That’s the bearish view, and a pretty extreme one at that. Market bulls will point out that global GDP growth is the strongest in years, corporate profits continue to expand at a healthy clip, and global liquidity remains plentiful despite the gradual tightening of global monetary policy.
Add all that together, and any declines should be viewed as a buying opportunity.
(For a graphic showing Global markets in Q1, click here: reut.rs/2pKaneV)
So what, if anything, does this portend for Q2?
Many of the amber warning signs from Q1 are still flashing - protectionism and growing global trade tensions, a high degree of unpredictability surrounding U.S. President Donald Trump’s policy and personnel, flattening yield curves and widening credit spreads.
Perhaps the defining characteristic of Q1, which will also go a long way to shaping Q2, was the return of market volatility, at least in equities.
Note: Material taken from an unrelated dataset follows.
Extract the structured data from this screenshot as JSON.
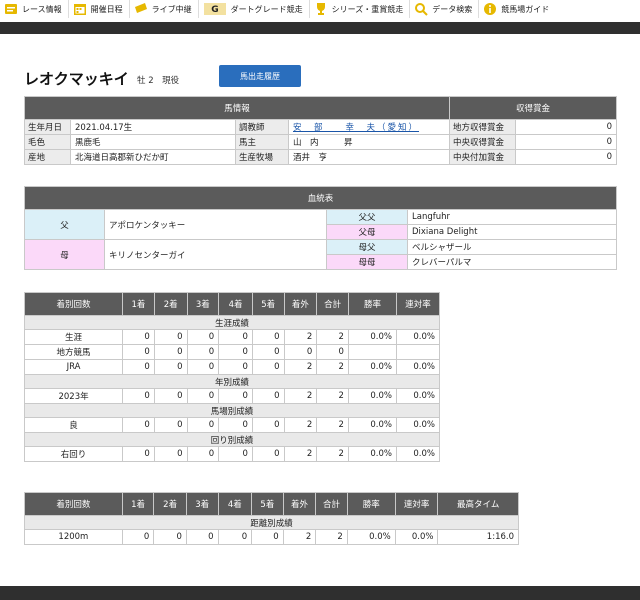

True, it has subsided following the explosion in early February, but it hasn’t returned to its pre-“volmageddon” lows.
Between the U.S. presidential election in November 2016 and the first week of February this year, the VIX index of implied volatility on the S&P 500 rarely got above 15 percent. It spent months hovering at and around record lows below 10 pct.
(For a graphic showing VIX volatility index, click here: reut.rs/2J1OShS)
But since early February, it has been below 15 pct only once. Hardly alarming, but it’s a noticeable change from what investors had become used to.
Higher volatility means investors are likely to be more risk averse, even if it’s only at the margins. More volatility may be a potential headache for investors, but not for policymakers.
“I wouldn’t be concerned. I look forward to it,” says one European central banking official. “Volatility is good because it keeps people on their toes. The world is risky. If you’re underpricing volatility, that’s bad.”
There’s also been significant volatility and price divergence even within the same asset class, as seen in U.S. tech. The so-called FAANG group of Facebook, Apple, Amazon, Netflix and Google stocks are on course for a rise of 20 percent in Q1, led by a 55 percent jump in Netflix.
But Facebook is down 14 pct, dumped by investors after it emerged that major data-privacy breaches allowed data of 50 million users to get into the hands of a political consultancy. Shares in the social network entered bear market territory as its shares slumped more than 20 pct peak to trough.
The opinions expressed here are those of the author, a columnist for Reuters.
Reporting by Jamie McGeever; Graphic by Marc Jones; Editing by Larry King